* [Directions for this task] Below are records; count the lines in them that hold "common" and give only the count.

* [Input data]
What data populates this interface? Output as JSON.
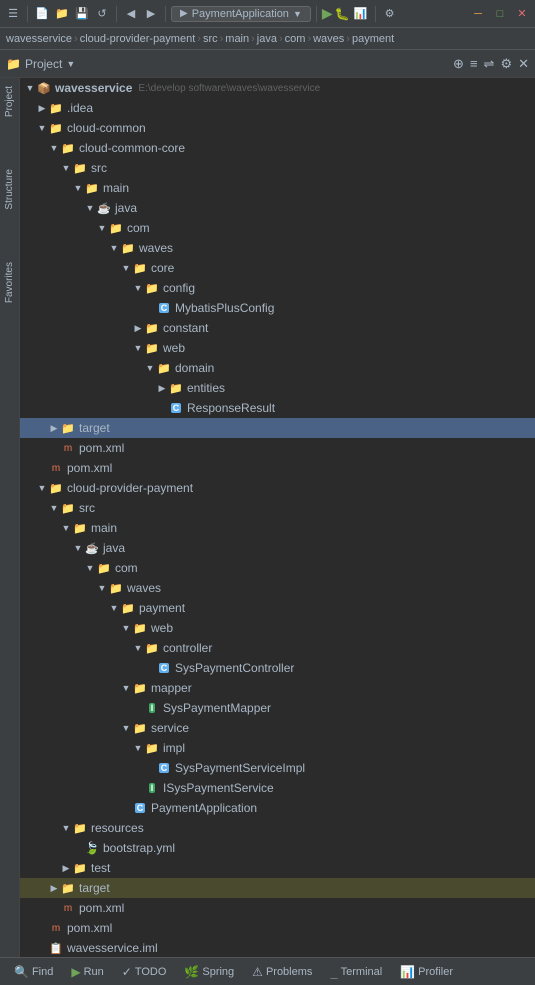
{
  "toolbar": {
    "run_config": "PaymentApplication",
    "icons": [
      "←",
      "→",
      "↺",
      "◀",
      "▶"
    ]
  },
  "breadcrumb": {
    "items": [
      "wavesservice",
      "cloud-provider-payment",
      "src",
      "main",
      "java",
      "com",
      "waves",
      "payment"
    ]
  },
  "panel": {
    "title": "Project",
    "view_label": "Project"
  },
  "tree": {
    "root_label": "wavesservice",
    "root_path": "E:\\develop software\\waves\\wavesservice",
    "items": [
      {
        "id": "idea",
        "label": ".idea",
        "type": "folder",
        "indent": 1,
        "expanded": false,
        "arrow": "▶"
      },
      {
        "id": "cloud-common",
        "label": "cloud-common",
        "type": "folder-module",
        "indent": 1,
        "expanded": true,
        "arrow": "▼"
      },
      {
        "id": "cloud-common-core",
        "label": "cloud-common-core",
        "type": "folder-module",
        "indent": 2,
        "expanded": true,
        "arrow": "▼"
      },
      {
        "id": "src1",
        "label": "src",
        "type": "folder-src",
        "indent": 3,
        "expanded": true,
        "arrow": "▼"
      },
      {
        "id": "main1",
        "label": "main",
        "type": "folder",
        "indent": 4,
        "expanded": true,
        "arrow": "▼"
      },
      {
        "id": "java1",
        "label": "java",
        "type": "folder-blue",
        "indent": 5,
        "expanded": true,
        "arrow": "▼"
      },
      {
        "id": "com1",
        "label": "com",
        "type": "folder",
        "indent": 6,
        "expanded": true,
        "arrow": "▼"
      },
      {
        "id": "waves1",
        "label": "waves",
        "type": "folder",
        "indent": 7,
        "expanded": true,
        "arrow": "▼"
      },
      {
        "id": "core1",
        "label": "core",
        "type": "folder",
        "indent": 8,
        "expanded": true,
        "arrow": "▼"
      },
      {
        "id": "config1",
        "label": "config",
        "type": "folder",
        "indent": 9,
        "expanded": true,
        "arrow": "▼"
      },
      {
        "id": "mybatisplusconfig",
        "label": "MybatisPlusConfig",
        "type": "class",
        "indent": 10,
        "expanded": false,
        "arrow": ""
      },
      {
        "id": "constant1",
        "label": "constant",
        "type": "folder",
        "indent": 9,
        "expanded": false,
        "arrow": "▶"
      },
      {
        "id": "web1",
        "label": "web",
        "type": "folder",
        "indent": 9,
        "expanded": true,
        "arrow": "▼"
      },
      {
        "id": "domain1",
        "label": "domain",
        "type": "folder",
        "indent": 10,
        "expanded": true,
        "arrow": "▼"
      },
      {
        "id": "entities1",
        "label": "entities",
        "type": "folder",
        "indent": 11,
        "expanded": false,
        "arrow": "▶"
      },
      {
        "id": "responseresult",
        "label": "ResponseResult",
        "type": "class",
        "indent": 11,
        "expanded": false,
        "arrow": ""
      },
      {
        "id": "target1",
        "label": "target",
        "type": "folder-orange",
        "indent": 2,
        "expanded": false,
        "arrow": "▶",
        "selected": true
      },
      {
        "id": "pom1",
        "label": "pom.xml",
        "type": "xml",
        "indent": 2,
        "expanded": false,
        "arrow": ""
      },
      {
        "id": "pom-root",
        "label": "pom.xml",
        "type": "xml",
        "indent": 1,
        "expanded": false,
        "arrow": ""
      },
      {
        "id": "cloud-provider-payment",
        "label": "cloud-provider-payment",
        "type": "folder-module",
        "indent": 1,
        "expanded": true,
        "arrow": "▼"
      },
      {
        "id": "src2",
        "label": "src",
        "type": "folder-src",
        "indent": 2,
        "expanded": true,
        "arrow": "▼"
      },
      {
        "id": "main2",
        "label": "main",
        "type": "folder",
        "indent": 3,
        "expanded": true,
        "arrow": "▼"
      },
      {
        "id": "java2",
        "label": "java",
        "type": "folder-blue",
        "indent": 4,
        "expanded": true,
        "arrow": "▼"
      },
      {
        "id": "com2",
        "label": "com",
        "type": "folder",
        "indent": 5,
        "expanded": true,
        "arrow": "▼"
      },
      {
        "id": "waves2",
        "label": "waves",
        "type": "folder",
        "indent": 6,
        "expanded": true,
        "arrow": "▼"
      },
      {
        "id": "payment2",
        "label": "payment",
        "type": "folder",
        "indent": 7,
        "expanded": true,
        "arrow": "▼"
      },
      {
        "id": "web2",
        "label": "web",
        "type": "folder",
        "indent": 8,
        "expanded": true,
        "arrow": "▼"
      },
      {
        "id": "controller2",
        "label": "controller",
        "type": "folder",
        "indent": 9,
        "expanded": true,
        "arrow": "▼"
      },
      {
        "id": "syspaymentcontroller",
        "label": "SysPaymentController",
        "type": "class",
        "indent": 10,
        "expanded": false,
        "arrow": ""
      },
      {
        "id": "mapper2",
        "label": "mapper",
        "type": "folder",
        "indent": 8,
        "expanded": true,
        "arrow": "▼"
      },
      {
        "id": "syspaymentmapper",
        "label": "SysPaymentMapper",
        "type": "interface",
        "indent": 9,
        "expanded": false,
        "arrow": ""
      },
      {
        "id": "service2",
        "label": "service",
        "type": "folder",
        "indent": 8,
        "expanded": true,
        "arrow": "▼"
      },
      {
        "id": "impl2",
        "label": "impl",
        "type": "folder",
        "indent": 9,
        "expanded": true,
        "arrow": "▼"
      },
      {
        "id": "syspaymentserviceimpl",
        "label": "SysPaymentServiceImpl",
        "type": "class",
        "indent": 10,
        "expanded": false,
        "arrow": ""
      },
      {
        "id": "isyspaymentservice",
        "label": "ISysPaymentService",
        "type": "interface",
        "indent": 9,
        "expanded": false,
        "arrow": ""
      },
      {
        "id": "paymentapplication",
        "label": "PaymentApplication",
        "type": "class",
        "indent": 8,
        "expanded": false,
        "arrow": ""
      },
      {
        "id": "resources2",
        "label": "resources",
        "type": "folder",
        "indent": 3,
        "expanded": true,
        "arrow": "▼"
      },
      {
        "id": "bootstrap",
        "label": "bootstrap.yml",
        "type": "yml",
        "indent": 4,
        "expanded": false,
        "arrow": ""
      },
      {
        "id": "test2",
        "label": "test",
        "type": "folder",
        "indent": 3,
        "expanded": false,
        "arrow": "▶"
      },
      {
        "id": "target2",
        "label": "target",
        "type": "folder-orange",
        "indent": 2,
        "expanded": false,
        "arrow": "▶",
        "highlighted": true
      },
      {
        "id": "pom2",
        "label": "pom.xml",
        "type": "xml",
        "indent": 2,
        "expanded": false,
        "arrow": ""
      },
      {
        "id": "pom3",
        "label": "pom.xml",
        "type": "xml",
        "indent": 1,
        "expanded": false,
        "arrow": ""
      },
      {
        "id": "wavesservice-iml",
        "label": "wavesservice.iml",
        "type": "iml",
        "indent": 1,
        "expanded": false,
        "arrow": ""
      }
    ]
  },
  "bottom_tabs": [
    {
      "id": "find",
      "label": "Find",
      "icon": "🔍"
    },
    {
      "id": "run",
      "label": "Run",
      "icon": "▶"
    },
    {
      "id": "todo",
      "label": "TODO",
      "icon": "✓"
    },
    {
      "id": "spring",
      "label": "Spring",
      "icon": "🌿"
    },
    {
      "id": "problems",
      "label": "Problems",
      "icon": "⚠"
    },
    {
      "id": "terminal",
      "label": "Terminal",
      "icon": ">_"
    },
    {
      "id": "profiler",
      "label": "Profiler",
      "icon": "📊"
    }
  ],
  "left_panels": [
    "Project",
    "Structure",
    "Favorites"
  ],
  "colors": {
    "selected_bg": "#4a6285",
    "highlighted_bg": "#4a4a2e",
    "folder_orange": "#e8a24a",
    "folder_blue": "#6897bb",
    "class_color": "#61afef",
    "interface_color": "#3da862"
  }
}
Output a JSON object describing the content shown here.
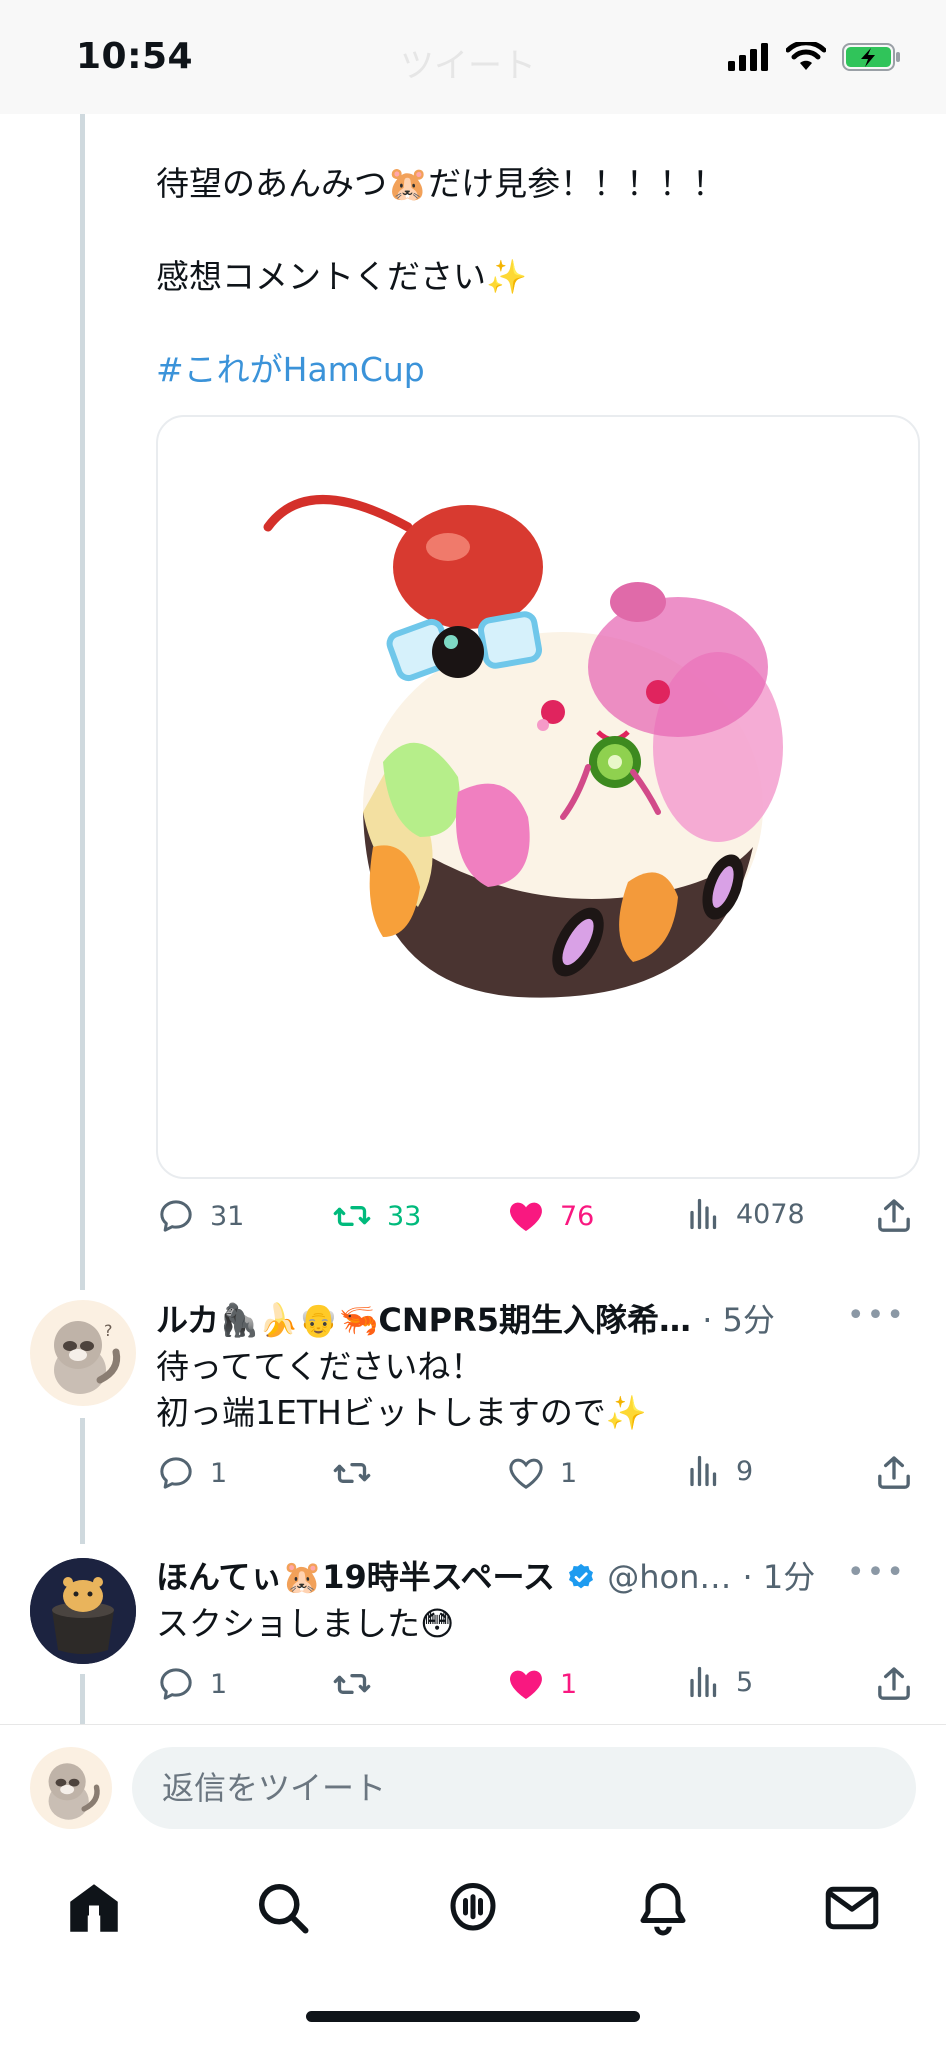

* [Solution to the problem] 4